To support ongoing Inuit resistance to Baffinland’s Mary River mine expansion consider making a donation to support further organizing.
Amagoalik, J. (1978). Inuit Nunangat: The People’s Land: A struggle for survival. N.W.T. Inuit Land Claims Commission.
Braune, B., D. Muir, B. DeMarch, M. Gamberg, K. Poole, R. Currie, M. Dodd, et al. 1999. “Spatial and Temporal Trends of Contaminants in Canadian Arctic Freshwater Terrestrial Ecosystems: A Review.” Science and the Total Environment 230, no. 1-3: 145-207.
Cameron, E. (2015) Far Off Metal River: Inuit Lands, Settler Stories, and the Making of the Contemporary Arctic, Vancouver: UBC Press.
Government of Canada. (1993). Agreement Between the Inuit of the Nunavut Settlement Area and Her Majesty the Queen in Right of Canada.

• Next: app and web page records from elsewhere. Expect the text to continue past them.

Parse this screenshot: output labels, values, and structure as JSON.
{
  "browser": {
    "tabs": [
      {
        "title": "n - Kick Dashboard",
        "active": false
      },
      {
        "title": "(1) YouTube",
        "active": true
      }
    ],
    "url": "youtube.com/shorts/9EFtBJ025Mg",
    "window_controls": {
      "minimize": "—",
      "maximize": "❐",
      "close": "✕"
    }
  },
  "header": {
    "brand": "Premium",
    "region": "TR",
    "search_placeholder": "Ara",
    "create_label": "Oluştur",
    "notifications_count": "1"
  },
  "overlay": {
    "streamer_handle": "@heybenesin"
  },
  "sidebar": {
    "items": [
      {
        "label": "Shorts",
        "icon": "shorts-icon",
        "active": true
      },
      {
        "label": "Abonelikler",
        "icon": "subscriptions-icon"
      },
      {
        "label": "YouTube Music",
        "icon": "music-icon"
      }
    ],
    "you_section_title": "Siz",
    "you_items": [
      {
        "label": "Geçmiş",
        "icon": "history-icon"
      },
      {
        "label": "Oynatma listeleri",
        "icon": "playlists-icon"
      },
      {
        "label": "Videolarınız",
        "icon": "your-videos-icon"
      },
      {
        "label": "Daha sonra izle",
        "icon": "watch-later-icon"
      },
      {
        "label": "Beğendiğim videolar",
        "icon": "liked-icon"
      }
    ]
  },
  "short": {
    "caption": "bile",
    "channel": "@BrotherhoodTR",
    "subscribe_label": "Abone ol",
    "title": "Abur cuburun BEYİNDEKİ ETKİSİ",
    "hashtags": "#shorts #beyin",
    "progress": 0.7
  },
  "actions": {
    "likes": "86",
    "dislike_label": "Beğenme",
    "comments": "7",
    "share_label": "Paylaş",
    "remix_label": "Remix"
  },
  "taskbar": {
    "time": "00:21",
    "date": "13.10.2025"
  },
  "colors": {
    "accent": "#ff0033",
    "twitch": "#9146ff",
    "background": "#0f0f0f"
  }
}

Government of Canada (2010) The Canadian North – Active Exploration and New Development. Retrieved from https://www.aadnc-aandc.gc.ca/eng/1100100036928/1100100036929#chp2
Haraway, D. J. (2016). Staying with the trouble: Making kin in the Chthulucene. Duke University Press.
McPherson, R. (2003). New Owners in Their Own Land: Minerals and Inuit Land Claims. University of Calgary Press.
Pier, M. Dawn, Alexandra A. Betts-Piper, Christopher C. Knowlton, Barbara A. Zeeb, and Kenneth J. Reimer. 2003. “Redistribution of Polychlorinated Biphenyls from a Local Point Source: Terrestrial Soil, Freshwater Sediment, and Vascular Plants as Indicators of the Halo Effect.” Arctic, Antarctic, and Alpine Research 35, no. 3: 349-60.
Sheridan J. and Longboat, D. (2006) The Haudenosaunee Imagination and the Ecology of the Sacred, Space and Culture. 9(4):365-381.